In most cases, the dolphin’s attacks on sharks are driven by fear and self-defense. The behavior may start with individual dolphins chasing the sharks away from resting places in coral reefs. But when they see that it works (or when they get hungry), the rest of the pos join in until all the sharks are driven away.
In some cases, the dolphins may use this method of driving off predators to get some food. If they see that this technique works for driving sharks away, it may be applied to other predators (such as killer whales). Since orcas are not a normal prey item for dolphins, using these techniques against them may indicate self-defense rather than a hunt.
Sharks like the great white often try to eat dolphins. Luckily for the dolphins, they can ‘trick” the shark into not eating them by using their sonar. When the dolphin sends out sonar, the shark hears it and gets confused. This starts as just simple buzzing, which scares away some sharks. If that doesn’t work, the dolphins proceed to porpoising, where they usually succeed in driving the sharks away.
Sharks will sometimes bite off dolphin carcasses when they see that getting food is possible. Most of the time, dolphins are left alone by sharks. Scientists have tested this idea in an experiment, using a rubber dolphin to see how sharks would respond to it. It involved three kinds of control tests:
- A model dolphin with only the head exposed but without any food inside
- An empty model dolphin
- A model dolphin without food inside
It was observed that sharks responded far more toward the “food-filled” rubber dolphin than they did to the other two models. When they swam near the real-looking model dolphin with food, the sharks’ muscles tensed up and lowered their heads.
Perhaps these animals are reacting this way because it’s natural for sharks to be weary of dolphins. Dolphins hunt sharks in nature, so it’s logical to expect sharks to react this way.
Did you know there are several types of dolphins, with these being the most common?
- Atlantic Bottlenose
- Pacific White-Sided
- Pilot Whale
Dolphins Do Not Harm On Purpose:
Dolphins are also effective against crocodiles because if they’re in fresh water, they can confuse crocodiles by using their echolocation. When this confusion occurs, they can kill crocodiles by ramming.
When dolphins play with other animals, they don’t just play around with them. They help them by nursing their injured or sick babies. In one case, a dolphin nursed a baby shark back to health because a whale had injured the mother.
Dolphins are also very intelligent creatures known to help humans by saving them from obstacles in the water. Saving them from sharks, helping sick swimmers back up to shore. They even rescue people out of the water.

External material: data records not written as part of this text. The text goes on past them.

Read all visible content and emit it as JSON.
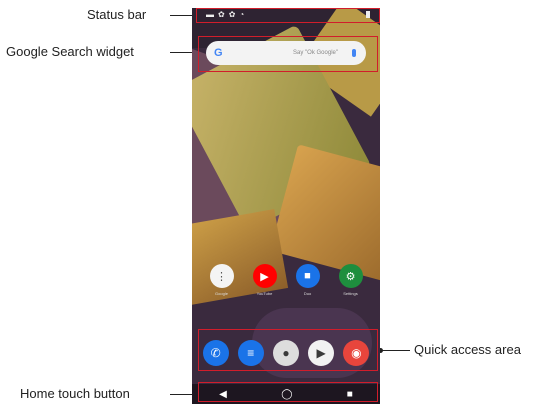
{
  "callouts": {
    "status_bar": "Status bar",
    "search_widget": "Google Search widget",
    "quick_access": "Quick access area",
    "home_button": "Home touch button"
  },
  "search": {
    "logo": "G",
    "placeholder": "Say \"Ok Google\""
  },
  "apps": [
    {
      "label": "Google",
      "color": "#f4f4f4",
      "icon": "google-folder-icon",
      "glyph": "⋮"
    },
    {
      "label": "YouTube",
      "color": "#ff0000",
      "icon": "youtube-icon",
      "glyph": "▶"
    },
    {
      "label": "Duo",
      "color": "#1a73e8",
      "icon": "duo-icon",
      "glyph": "■"
    },
    {
      "label": "Settings",
      "color": "#1e8e3e",
      "icon": "settings-icon",
      "glyph": "⚙"
    }
  ],
  "dock": [
    {
      "icon": "phone-icon",
      "color": "#1a73e8",
      "glyph": "✆"
    },
    {
      "icon": "messages-icon",
      "color": "#1a73e8",
      "glyph": "≡"
    },
    {
      "icon": "camera-icon",
      "color": "#dddddd",
      "glyph": "●"
    },
    {
      "icon": "play-store-icon",
      "color": "#f2f2f2",
      "glyph": "▶"
    },
    {
      "icon": "chrome-icon",
      "color": "#e8453c",
      "glyph": "◉"
    }
  ],
  "nav": {
    "back": "◀",
    "home": "◯",
    "recents": "■"
  },
  "colors": {
    "highlight": "#d11d2b"
  }
}
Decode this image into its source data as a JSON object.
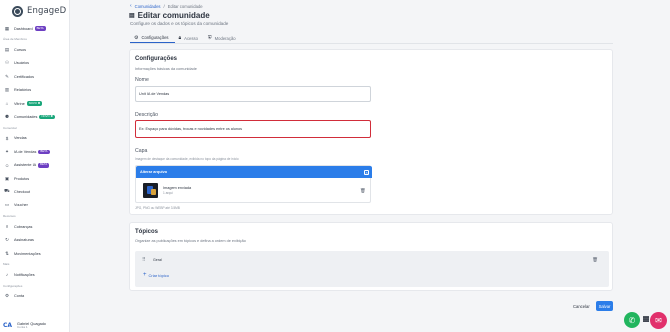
{
  "app": {
    "logo": "EngageD"
  },
  "sidebar": {
    "items": [
      {
        "label": "Dashboard",
        "icon": "grid-icon",
        "badge": "BETA",
        "badge_color": "#6d3fc2"
      },
      {
        "section": "Área de Membros"
      },
      {
        "label": "Cursos",
        "icon": "book-icon"
      },
      {
        "label": "Usuários",
        "icon": "users-icon"
      },
      {
        "label": "Certificados",
        "icon": "certificate-icon"
      },
      {
        "label": "Relatórios",
        "icon": "report-icon"
      },
      {
        "label": "Vitrine",
        "icon": "storefront-icon",
        "badge": "NOVO ✱",
        "badge_color": "#19a67a"
      },
      {
        "label": "Comunidades",
        "icon": "community-icon",
        "badge": "NOVO ✱",
        "badge_color": "#19a67a"
      },
      {
        "section": "Comercial"
      },
      {
        "label": "Vendas",
        "icon": "sales-icon"
      },
      {
        "label": "IA de Vendas",
        "icon": "ai-icon",
        "badge": "BETA",
        "badge_color": "#6d3fc2"
      },
      {
        "label": "Assistente IA",
        "icon": "assistant-icon",
        "badge": "BETA",
        "badge_color": "#6d3fc2"
      },
      {
        "label": "Produtos",
        "icon": "box-icon"
      },
      {
        "label": "Checkout",
        "icon": "cart-icon"
      },
      {
        "label": "Voucher",
        "icon": "ticket-icon"
      },
      {
        "section": "Recursos"
      },
      {
        "label": "Cobranças",
        "icon": "billing-icon"
      },
      {
        "label": "Assinaturas",
        "icon": "subscription-icon"
      },
      {
        "label": "Movimentações",
        "icon": "movements-icon"
      },
      {
        "section": "Mais"
      },
      {
        "label": "Notificações",
        "icon": "bell-icon"
      },
      {
        "section": "Configurações"
      },
      {
        "label": "Conta",
        "icon": "settings-icon"
      }
    ],
    "user": {
      "name": "Gabriel Quagado",
      "sub": "Conta 1",
      "avatar": "CA"
    }
  },
  "breadcrumb": {
    "back": "‹",
    "parent": "Comunidades",
    "separator": "/",
    "current": "Editar comunidade"
  },
  "header": {
    "title": "Editar comunidade",
    "subtitle": "Configure os dados e os tópicos da comunidade"
  },
  "tabs": [
    {
      "label": "Configurações",
      "icon": "gear-icon",
      "active": true
    },
    {
      "label": "Acesso",
      "icon": "lock-icon",
      "active": false
    },
    {
      "label": "Moderação",
      "icon": "shield-icon",
      "active": false
    }
  ],
  "config": {
    "title": "Configurações",
    "subtitle": "Informações básicas da comunidade",
    "name_label": "Nome",
    "name_value": "Unit IA de Vendas",
    "description_label": "Descrição",
    "description_value": "Ex: Espaço para dúvidas, trocas e novidades entre os alunos",
    "cover_label": "Capa",
    "cover_help": "Imagem de destaque da comunidade, exibida no topo da página de início",
    "upload_header": "Alterar arquivo",
    "file_name": "Imagem enviada",
    "file_size": "1 arqui",
    "file_hint": "JPG, PNG ou WEBP até 3.5MB"
  },
  "topics": {
    "title": "Tópicos",
    "subtitle": "Organize as publicações em tópicos e defina a ordem de exibição",
    "items": [
      {
        "name": "Geral"
      }
    ],
    "add_label": "Criar tópico"
  },
  "actions": {
    "cancel": "Cancelar",
    "save": "Salvar"
  },
  "colors": {
    "accent": "#2b7de9",
    "error": "#d12d3a",
    "whatsapp": "#21b55e",
    "chat": "#e1306c"
  }
}
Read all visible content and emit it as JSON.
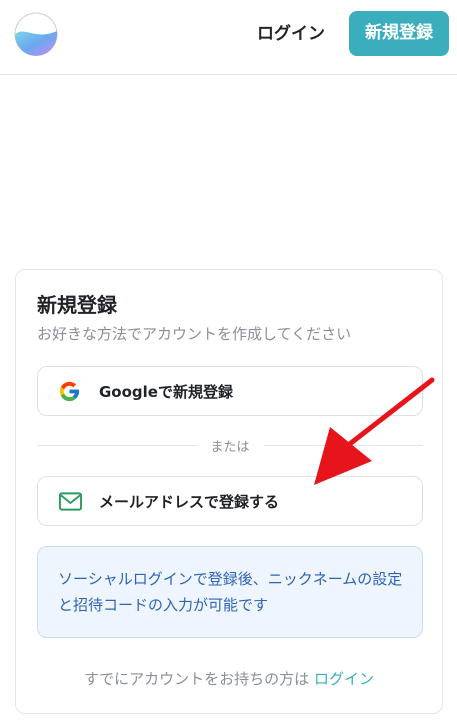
{
  "header": {
    "logo": "app-logo",
    "login_label": "ログイン",
    "signup_label": "新規登録"
  },
  "card": {
    "title": "新規登録",
    "subtitle": "お好きな方法でアカウントを作成してください",
    "google_button_label": "Googleで新規登録",
    "divider_text": "または",
    "email_button_label": "メールアドレスで登録する",
    "info_text": "ソーシャルログインで登録後、ニックネームの設定と招待コードの入力が可能です",
    "footer_prefix": "すでにアカウントをお持ちの方は",
    "footer_login_label": "ログイン"
  },
  "colors": {
    "accent": "#3aaebc",
    "info_text": "#2e64b5",
    "info_bg": "#eef5fe",
    "arrow": "#e8141c"
  },
  "icons": {
    "google": "google-icon",
    "mail": "mail-icon",
    "arrow": "red-arrow-annotation"
  }
}
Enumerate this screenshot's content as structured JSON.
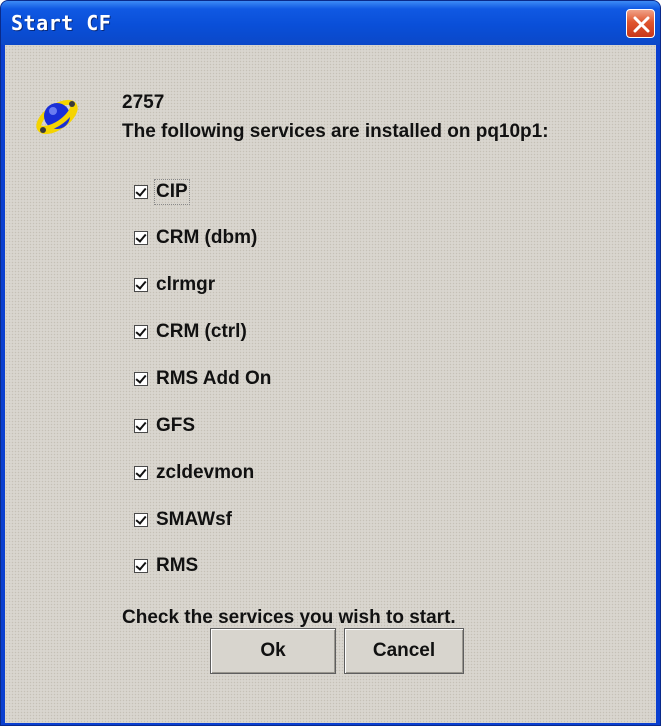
{
  "window": {
    "title": "Start CF",
    "close_icon": "close-x-icon"
  },
  "dialog": {
    "icon": "cf-globe-icon",
    "code": "2757",
    "message": "The following services are installed on pq10p1:",
    "services": [
      {
        "label": "CIP",
        "checked": true
      },
      {
        "label": "CRM (dbm)",
        "checked": true
      },
      {
        "label": "clrmgr",
        "checked": true
      },
      {
        "label": "CRM (ctrl)",
        "checked": true
      },
      {
        "label": "RMS Add On",
        "checked": true
      },
      {
        "label": "GFS",
        "checked": true
      },
      {
        "label": "zcldevmon",
        "checked": true
      },
      {
        "label": "SMAWsf",
        "checked": true
      },
      {
        "label": "RMS",
        "checked": true
      }
    ],
    "footer": "Check the services you wish to start.",
    "ok_label": "Ok",
    "cancel_label": "Cancel"
  },
  "colors": {
    "titlebar": "#0a4fd8",
    "close_button": "#e0562e",
    "client_bg": "#d9d6cf"
  }
}
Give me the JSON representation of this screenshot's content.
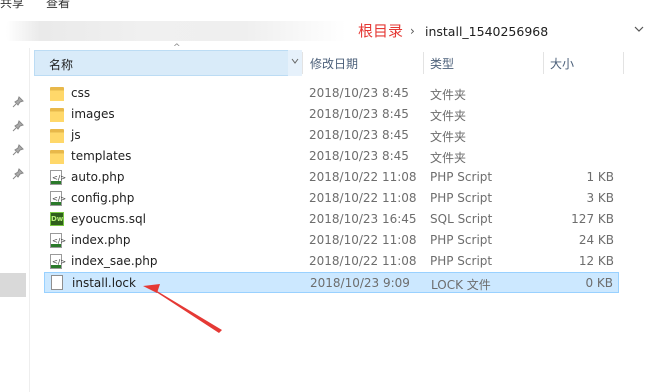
{
  "menu": {
    "partial_left": "共享",
    "partial_right": "查看"
  },
  "address": {
    "annotation": "根目录",
    "separator": "›",
    "current_folder": "install_1540256968",
    "dropdown_icon": "chevron-down-icon"
  },
  "columns": {
    "name": "名称",
    "date": "修改日期",
    "type": "类型",
    "size": "大小",
    "sort_indicator": "^"
  },
  "files": [
    {
      "name": "css",
      "date": "2018/10/23 8:45",
      "type": "文件夹",
      "size": "",
      "icon": "folder-icon"
    },
    {
      "name": "images",
      "date": "2018/10/23 8:45",
      "type": "文件夹",
      "size": "",
      "icon": "folder-icon"
    },
    {
      "name": "js",
      "date": "2018/10/23 8:45",
      "type": "文件夹",
      "size": "",
      "icon": "folder-icon"
    },
    {
      "name": "templates",
      "date": "2018/10/23 8:45",
      "type": "文件夹",
      "size": "",
      "icon": "folder-icon"
    },
    {
      "name": "auto.php",
      "date": "2018/10/22 11:08",
      "type": "PHP Script",
      "size": "1 KB",
      "icon": "php-file-icon"
    },
    {
      "name": "config.php",
      "date": "2018/10/22 11:08",
      "type": "PHP Script",
      "size": "3 KB",
      "icon": "php-file-icon"
    },
    {
      "name": "eyoucms.sql",
      "date": "2018/10/23 16:45",
      "type": "SQL Script",
      "size": "127 KB",
      "icon": "dreamweaver-file-icon"
    },
    {
      "name": "index.php",
      "date": "2018/10/22 11:08",
      "type": "PHP Script",
      "size": "24 KB",
      "icon": "php-file-icon"
    },
    {
      "name": "index_sae.php",
      "date": "2018/10/22 11:08",
      "type": "PHP Script",
      "size": "12 KB",
      "icon": "php-file-icon"
    },
    {
      "name": "install.lock",
      "date": "2018/10/23 9:09",
      "type": "LOCK 文件",
      "size": "0 KB",
      "icon": "lock-file-icon",
      "selected": true
    }
  ],
  "colors": {
    "selection": "#cce8ff",
    "annotation": "#e53935",
    "folder": "#ffd86a"
  }
}
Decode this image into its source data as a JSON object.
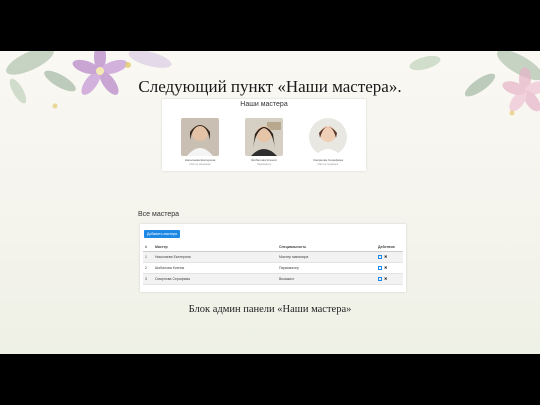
{
  "slide": {
    "title": "Следующий пункт «Наши мастера».",
    "caption": "Блок админ панели «Наши мастера»"
  },
  "masters_page": {
    "title": "Наши мастера",
    "cards": [
      {
        "name": "Николаева Екатерина",
        "role": "Мастер маникюра"
      },
      {
        "name": "Шибалова Ксения",
        "role": "Парикмахер"
      },
      {
        "name": "Смирнова Серафима",
        "role": "Мастер педикюра"
      }
    ]
  },
  "admin_panel": {
    "title": "Все мастера",
    "add_button": "Добавить мастера",
    "columns": [
      "#",
      "Мастер",
      "Специальность",
      "Действия"
    ],
    "rows": [
      {
        "num": "1",
        "name": "Николаева Екатерина",
        "specialty": "Мастер маникюра"
      },
      {
        "num": "2",
        "name": "Шибалова Ксения",
        "specialty": "Парикмахер"
      },
      {
        "num": "3",
        "name": "Смирнова Серафима",
        "specialty": "Визажист"
      }
    ]
  },
  "colors": {
    "accent": "#1e88e5",
    "background": "#faf8f3",
    "frame": "#000000"
  },
  "icons": [
    "edit-icon",
    "delete-icon"
  ]
}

Dolphins are also one of the smartest animals in the world. In captivity, they’ve been able to understand how to use tools. They’re also great at remembering things they’ve seen before and using that information to their advantage. They’re also able to save humans by pushing their faces out of water when they’re drowning. This is something that’s been documented several times over.